### DATA EXCERPTS:
-- Opening Marker --

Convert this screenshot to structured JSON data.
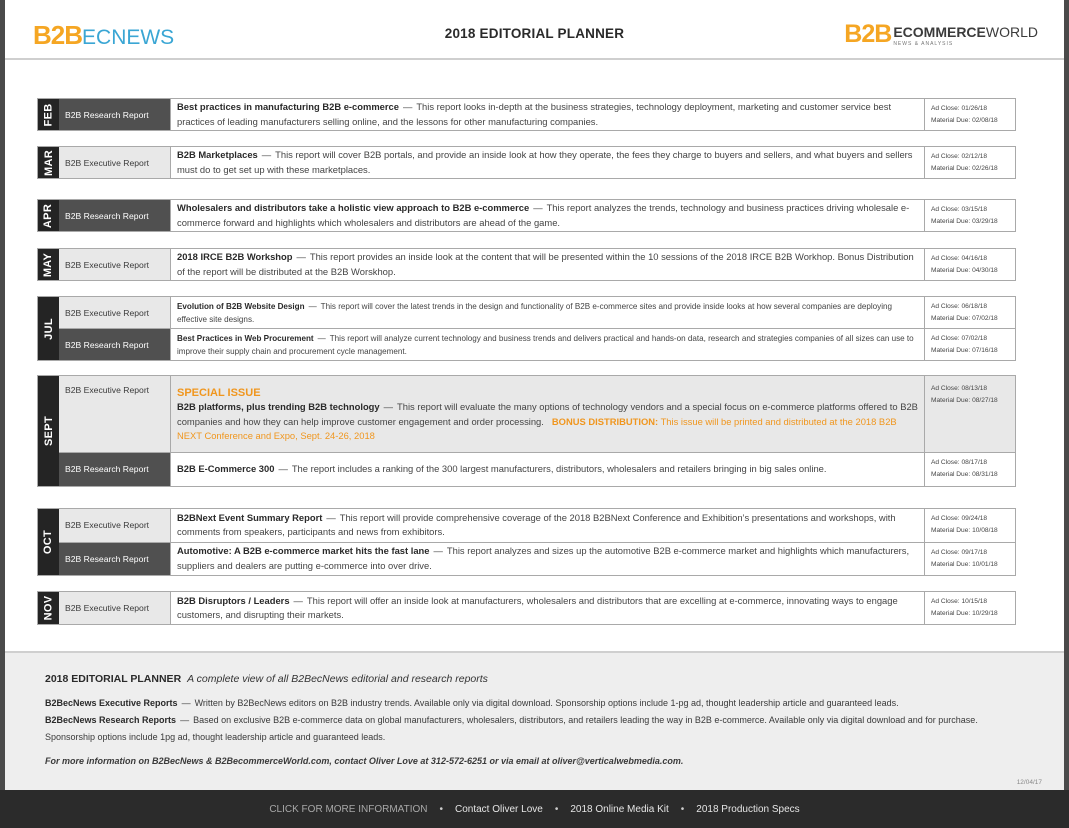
{
  "header": {
    "logo_left_b2b": "B2B",
    "logo_left_ec": "ECNEWS",
    "title": "2018 EDITORIAL PLANNER",
    "logo_right_b2b": "B2B",
    "logo_right_ecommerce": "ECOMMERCE",
    "logo_right_world": "WORLD",
    "logo_right_tagline": "NEWS & ANALYSIS"
  },
  "labels": {
    "ad_close": "Ad Close:",
    "material_due": "Material Due:"
  },
  "months": [
    {
      "month": "FEB",
      "rows": [
        {
          "type": "B2B Research Report",
          "title": "Best practices in manufacturing B2B e-commerce",
          "dash": "—",
          "text": "This report looks in-depth at the business strategies, technology deployment, marketing and customer service best practices of leading manufacturers selling online, and the lessons for other manufacturing companies.",
          "ad_close": "01/26/18",
          "material_due": "02/08/18"
        }
      ]
    },
    {
      "month": "MAR",
      "rows": [
        {
          "type": "B2B Executive Report",
          "title": "B2B Marketplaces",
          "dash": "—",
          "text": "This report will cover B2B portals, and provide an inside look at how they operate, the fees they charge to buyers and sellers, and what buyers and sellers must do to get set up with these marketplaces.",
          "ad_close": "02/12/18",
          "material_due": "02/26/18"
        }
      ]
    },
    {
      "month": "APR",
      "rows": [
        {
          "type": "B2B Research Report",
          "title": "Wholesalers and distributors take a holistic view approach to B2B e-commerce",
          "dash": "—",
          "text": "This report analyzes the trends, technology and business practices driving wholesale e-commerce forward and highlights which wholesalers and distributors are ahead of the game.",
          "ad_close": "03/15/18",
          "material_due": "03/29/18"
        }
      ]
    },
    {
      "month": "MAY",
      "rows": [
        {
          "type": "B2B Executive Report",
          "title": "2018 IRCE B2B Workshop",
          "dash": "—",
          "text": "This report provides an inside look at the content that will be presented within the 10 sessions of the 2018 IRCE B2B Workhop. Bonus Distribution of the report will be distributed at the B2B Worskhop.",
          "ad_close": "04/16/18",
          "material_due": "04/30/18"
        }
      ]
    },
    {
      "month": "JUL",
      "rows": [
        {
          "type": "B2B Executive Report",
          "title": "Evolution of B2B Website Design",
          "dash": "—",
          "text": "This report will cover the latest trends in the design and functionality of B2B e-commerce sites and provide inside looks at how several companies are deploying effective site designs.",
          "ad_close": "06/18/18",
          "material_due": "07/02/18"
        },
        {
          "type": "B2B Research Report",
          "title": "Best Practices in Web Procurement",
          "dash": "—",
          "text": "This report will analyze current technology and business trends and delivers practical and hands-on data, research and strategies companies of all sizes can use to improve their supply chain and procurement cycle management.",
          "ad_close": "07/02/18",
          "material_due": "07/16/18"
        }
      ]
    },
    {
      "month": "SEPT",
      "rows": [
        {
          "type": "B2B Executive Report",
          "special": "SPECIAL ISSUE",
          "title": "B2B platforms, plus trending B2B technology",
          "dash": "—",
          "text": "This report will evaluate the many options of technology vendors and a special focus on e-commerce platforms offered to B2B companies and how they can help improve customer engagement and order processing.",
          "bonus_label": "BONUS DISTRIBUTION:",
          "bonus_text": "This issue will be printed and distributed at the 2018 B2B NEXT Conference and Expo, Sept. 24-26, 2018",
          "ad_close": "08/13/18",
          "material_due": "08/27/18"
        },
        {
          "type": "B2B Research Report",
          "title": "B2B E-Commerce 300",
          "dash": "—",
          "text": "The report includes a ranking of the 300 largest manufacturers, distributors, wholesalers and retailers bringing in big sales online.",
          "ad_close": "08/17/18",
          "material_due": "08/31/18"
        }
      ]
    },
    {
      "month": "OCT",
      "rows": [
        {
          "type": "B2B Executive Report",
          "title": "B2BNext Event Summary Report",
          "dash": "—",
          "text": "This report will provide comprehensive coverage of the 2018 B2BNext Conference and Exhibition’s presentations and workshops, with comments from speakers, participants and news from exhibitors.",
          "ad_close": "09/24/18",
          "material_due": "10/08/18"
        },
        {
          "type": "B2B Research Report",
          "title": "Automotive: A B2B e-commerce market hits the fast lane",
          "dash": "—",
          "text": "This report analyzes and sizes up the automotive B2B e-commerce market and highlights which manufacturers, suppliers and dealers are putting e-commerce into over drive.",
          "ad_close": "09/17/18",
          "material_due": "10/01/18"
        }
      ]
    },
    {
      "month": "NOV",
      "rows": [
        {
          "type": "B2B Executive Report",
          "title": "B2B Disruptors / Leaders",
          "dash": "—",
          "text": "This report will offer an inside look at manufacturers, wholesalers and distributors that are excelling at e-commerce, innovating ways to engage customers, and disrupting their markets.",
          "ad_close": "10/15/18",
          "material_due": "10/29/18"
        }
      ]
    }
  ],
  "footer_info": {
    "title": "2018 EDITORIAL PLANNER",
    "subtitle": "A complete view of all B2BecNews editorial and research reports",
    "exec_label": "B2BecNews  Executive Reports",
    "exec_text": "Written by B2BecNews editors on B2B industry trends.  Available only via digital download. Sponsorship options include 1-pg ad,  thought leadership article and guaranteed leads.",
    "research_label": "B2BecNews Research Reports",
    "research_text": "Based on exclusive B2B e-commerce data on  global manufacturers, wholesalers, distributors, and retailers leading the way in B2B e-commerce. Available only via digital download and for purchase.  Sponsorship options include 1pg ad,  thought leadership article and guaranteed leads.",
    "contact": "For more information on B2BecNews & B2BecommerceWorld.com, contact  Oliver Love  at   312-572-6251 or via email at oliver@verticalwebmedia.com.",
    "date_stamp": "12/04/17"
  },
  "bottom_bar": {
    "click": "CLICK FOR MORE INFORMATION",
    "dot": "•",
    "links": [
      "Contact Oliver Love",
      "2018 Online Media Kit",
      "2018 Production Specs"
    ]
  }
}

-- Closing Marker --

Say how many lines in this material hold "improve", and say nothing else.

### THE COMPLETED TASK:
2